"I will tell you something about stories - he said They aren't just entertaiment, don't be fooled They are all we have, you see all we have to fight off illness and death You don't have anything if you don't have the stories Their evil is mighty, but it can't stand up to our stories So they try to destroy the stories let the stories be confused or forgotten They would like that. They would be happy because we will be defenseless then". (Leslie Marmon Silko, Ceremony, 1977)
“Do you know when was it the last time I climbed on Trebević? February 1992. I used to go there every weekend with my father. I never went again. From that mountain 22 grenades fell onto the roof of our house. Now I see it everyday from my window, and I just want it to disappear”. Bojan, 30-years-old Sarajevan.[br]The inhabitants of Sarejevo (Bosnia-Herzegovina) don't climb any more on Trebević mountain, even if the war ended 15 years ago; the restaurants and panoramic terraces are destroyed, the cable car that connected it with the city never worked again, and, most of all, there are parts of it where there still could be landmines. But it's not lack of money the main reason why the city administration is keeping Trebević in this state of "no man's land": the divided city is useful for both nationalisms, and an invisible barrer separating "us" from "them" undermines the postwar coexistence project and the dream of a city that could be universal again.
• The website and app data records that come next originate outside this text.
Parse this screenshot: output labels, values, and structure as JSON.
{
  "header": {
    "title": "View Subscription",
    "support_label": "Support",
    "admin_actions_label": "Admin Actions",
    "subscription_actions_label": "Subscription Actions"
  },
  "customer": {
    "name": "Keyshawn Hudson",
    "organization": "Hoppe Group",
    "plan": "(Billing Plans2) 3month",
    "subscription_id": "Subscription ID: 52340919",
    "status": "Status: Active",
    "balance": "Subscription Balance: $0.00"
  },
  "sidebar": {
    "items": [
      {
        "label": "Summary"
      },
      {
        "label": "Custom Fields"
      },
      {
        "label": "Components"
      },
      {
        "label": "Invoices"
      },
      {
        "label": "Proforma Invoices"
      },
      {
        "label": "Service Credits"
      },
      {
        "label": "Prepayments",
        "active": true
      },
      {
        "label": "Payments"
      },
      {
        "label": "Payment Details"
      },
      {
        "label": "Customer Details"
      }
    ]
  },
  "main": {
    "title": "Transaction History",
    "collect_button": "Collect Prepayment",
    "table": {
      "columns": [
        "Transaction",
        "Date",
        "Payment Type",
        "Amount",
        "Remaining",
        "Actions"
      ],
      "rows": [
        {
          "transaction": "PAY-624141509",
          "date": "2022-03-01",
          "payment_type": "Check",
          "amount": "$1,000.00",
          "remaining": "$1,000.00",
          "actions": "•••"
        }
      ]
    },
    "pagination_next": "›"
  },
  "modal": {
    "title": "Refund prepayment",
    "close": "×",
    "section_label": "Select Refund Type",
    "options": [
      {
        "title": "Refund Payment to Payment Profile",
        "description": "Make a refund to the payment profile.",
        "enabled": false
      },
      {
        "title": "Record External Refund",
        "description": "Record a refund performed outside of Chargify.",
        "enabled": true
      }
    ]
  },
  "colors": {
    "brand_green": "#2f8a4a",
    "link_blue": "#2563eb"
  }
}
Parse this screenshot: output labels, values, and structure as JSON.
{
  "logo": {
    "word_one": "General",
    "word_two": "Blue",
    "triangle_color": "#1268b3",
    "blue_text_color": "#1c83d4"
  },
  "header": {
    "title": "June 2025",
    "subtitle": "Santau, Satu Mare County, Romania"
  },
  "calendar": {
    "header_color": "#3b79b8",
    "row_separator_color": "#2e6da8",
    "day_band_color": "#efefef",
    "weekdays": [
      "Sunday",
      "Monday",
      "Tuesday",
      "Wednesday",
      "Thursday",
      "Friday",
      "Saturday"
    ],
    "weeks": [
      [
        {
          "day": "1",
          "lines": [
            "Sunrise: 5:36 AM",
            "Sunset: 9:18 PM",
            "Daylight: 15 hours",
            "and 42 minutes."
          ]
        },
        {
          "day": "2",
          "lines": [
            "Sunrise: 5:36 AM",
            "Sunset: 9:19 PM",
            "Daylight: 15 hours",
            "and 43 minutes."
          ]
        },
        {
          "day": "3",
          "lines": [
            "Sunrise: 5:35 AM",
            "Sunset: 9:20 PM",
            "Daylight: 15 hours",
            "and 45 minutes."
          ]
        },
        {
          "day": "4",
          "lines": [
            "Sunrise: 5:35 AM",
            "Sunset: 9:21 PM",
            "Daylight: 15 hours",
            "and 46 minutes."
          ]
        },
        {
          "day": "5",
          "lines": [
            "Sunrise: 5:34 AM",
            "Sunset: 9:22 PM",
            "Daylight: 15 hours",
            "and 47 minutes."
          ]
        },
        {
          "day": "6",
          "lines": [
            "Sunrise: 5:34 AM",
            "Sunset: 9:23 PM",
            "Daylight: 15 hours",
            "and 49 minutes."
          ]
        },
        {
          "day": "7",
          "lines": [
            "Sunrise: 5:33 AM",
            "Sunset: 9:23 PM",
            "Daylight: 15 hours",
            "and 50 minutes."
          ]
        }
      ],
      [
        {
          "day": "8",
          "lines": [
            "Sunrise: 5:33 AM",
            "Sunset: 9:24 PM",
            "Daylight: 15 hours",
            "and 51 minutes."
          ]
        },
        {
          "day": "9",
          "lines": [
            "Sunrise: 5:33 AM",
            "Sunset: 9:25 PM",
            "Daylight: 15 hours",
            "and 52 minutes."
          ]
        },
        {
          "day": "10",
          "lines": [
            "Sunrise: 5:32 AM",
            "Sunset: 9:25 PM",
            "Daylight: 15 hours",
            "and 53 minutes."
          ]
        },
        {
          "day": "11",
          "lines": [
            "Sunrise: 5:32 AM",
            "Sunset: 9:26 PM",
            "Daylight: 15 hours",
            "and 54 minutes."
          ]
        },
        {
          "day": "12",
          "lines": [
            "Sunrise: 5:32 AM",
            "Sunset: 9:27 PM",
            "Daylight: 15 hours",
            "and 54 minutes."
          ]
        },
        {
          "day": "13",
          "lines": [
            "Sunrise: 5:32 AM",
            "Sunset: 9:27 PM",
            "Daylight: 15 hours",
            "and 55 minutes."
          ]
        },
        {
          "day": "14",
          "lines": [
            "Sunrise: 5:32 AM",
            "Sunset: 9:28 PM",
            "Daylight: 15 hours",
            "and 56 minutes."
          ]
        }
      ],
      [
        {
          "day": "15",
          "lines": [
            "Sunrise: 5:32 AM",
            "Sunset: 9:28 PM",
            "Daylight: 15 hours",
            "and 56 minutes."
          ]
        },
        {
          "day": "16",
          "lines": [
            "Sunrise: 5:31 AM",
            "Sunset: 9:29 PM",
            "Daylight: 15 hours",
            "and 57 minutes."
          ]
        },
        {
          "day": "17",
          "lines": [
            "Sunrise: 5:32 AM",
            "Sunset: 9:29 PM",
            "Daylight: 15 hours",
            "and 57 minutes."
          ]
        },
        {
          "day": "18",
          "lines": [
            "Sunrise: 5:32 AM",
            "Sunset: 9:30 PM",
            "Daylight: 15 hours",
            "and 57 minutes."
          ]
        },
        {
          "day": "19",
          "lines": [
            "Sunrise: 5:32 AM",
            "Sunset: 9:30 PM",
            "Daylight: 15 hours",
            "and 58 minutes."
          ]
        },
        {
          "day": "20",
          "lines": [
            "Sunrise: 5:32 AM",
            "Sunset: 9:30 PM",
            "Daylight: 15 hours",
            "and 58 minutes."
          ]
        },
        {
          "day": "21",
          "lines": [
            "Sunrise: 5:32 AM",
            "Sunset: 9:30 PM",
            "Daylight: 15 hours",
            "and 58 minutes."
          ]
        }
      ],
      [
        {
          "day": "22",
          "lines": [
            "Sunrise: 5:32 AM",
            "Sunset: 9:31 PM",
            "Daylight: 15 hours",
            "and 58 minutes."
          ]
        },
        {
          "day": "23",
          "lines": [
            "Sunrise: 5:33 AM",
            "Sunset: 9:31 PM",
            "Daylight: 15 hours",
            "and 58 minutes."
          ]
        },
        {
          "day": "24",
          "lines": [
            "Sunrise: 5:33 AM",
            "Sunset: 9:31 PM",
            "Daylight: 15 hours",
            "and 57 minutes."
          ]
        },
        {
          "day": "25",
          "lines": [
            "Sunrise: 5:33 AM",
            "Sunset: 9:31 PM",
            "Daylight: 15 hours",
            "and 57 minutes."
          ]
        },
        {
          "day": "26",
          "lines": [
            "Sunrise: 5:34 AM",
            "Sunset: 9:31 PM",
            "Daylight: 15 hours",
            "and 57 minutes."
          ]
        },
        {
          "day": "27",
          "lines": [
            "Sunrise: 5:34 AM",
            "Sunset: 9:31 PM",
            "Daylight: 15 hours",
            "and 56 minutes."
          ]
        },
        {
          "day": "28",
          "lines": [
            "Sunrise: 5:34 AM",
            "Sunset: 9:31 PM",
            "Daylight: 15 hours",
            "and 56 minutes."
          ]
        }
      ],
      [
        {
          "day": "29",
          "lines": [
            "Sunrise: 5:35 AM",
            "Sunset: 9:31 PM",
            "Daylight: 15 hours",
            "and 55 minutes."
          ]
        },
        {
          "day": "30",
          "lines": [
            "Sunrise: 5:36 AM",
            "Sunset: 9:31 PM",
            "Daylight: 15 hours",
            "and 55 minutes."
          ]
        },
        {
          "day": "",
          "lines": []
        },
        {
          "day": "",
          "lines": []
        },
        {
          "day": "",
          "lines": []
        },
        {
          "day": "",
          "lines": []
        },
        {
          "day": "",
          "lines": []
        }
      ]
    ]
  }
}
The transformation of the center of Alcoy, the most ancient industrial city in Spain, between Valencia and Alicante, entails great demolitions in the Partidor neighborhood, cradle of the spanish working class movement. The City Council is buying the buildings of the neighborhood one by one, then evicts its inhabitants, fostering deterioration and creating an excuse for their demolition. In the name of common good, and of the improval of urban life, all around Spain the historical places of the working class are under attack, like if history was only the history of the ruling classes; this process is even more dramatic where there were strong struggles and rebellions against the new-born capitalism. "The shame of having to attend to your own funeral", as sang by Alcoi's poet Ovidi Montllor, about the reconstruction of a steeple burned during the Civil War.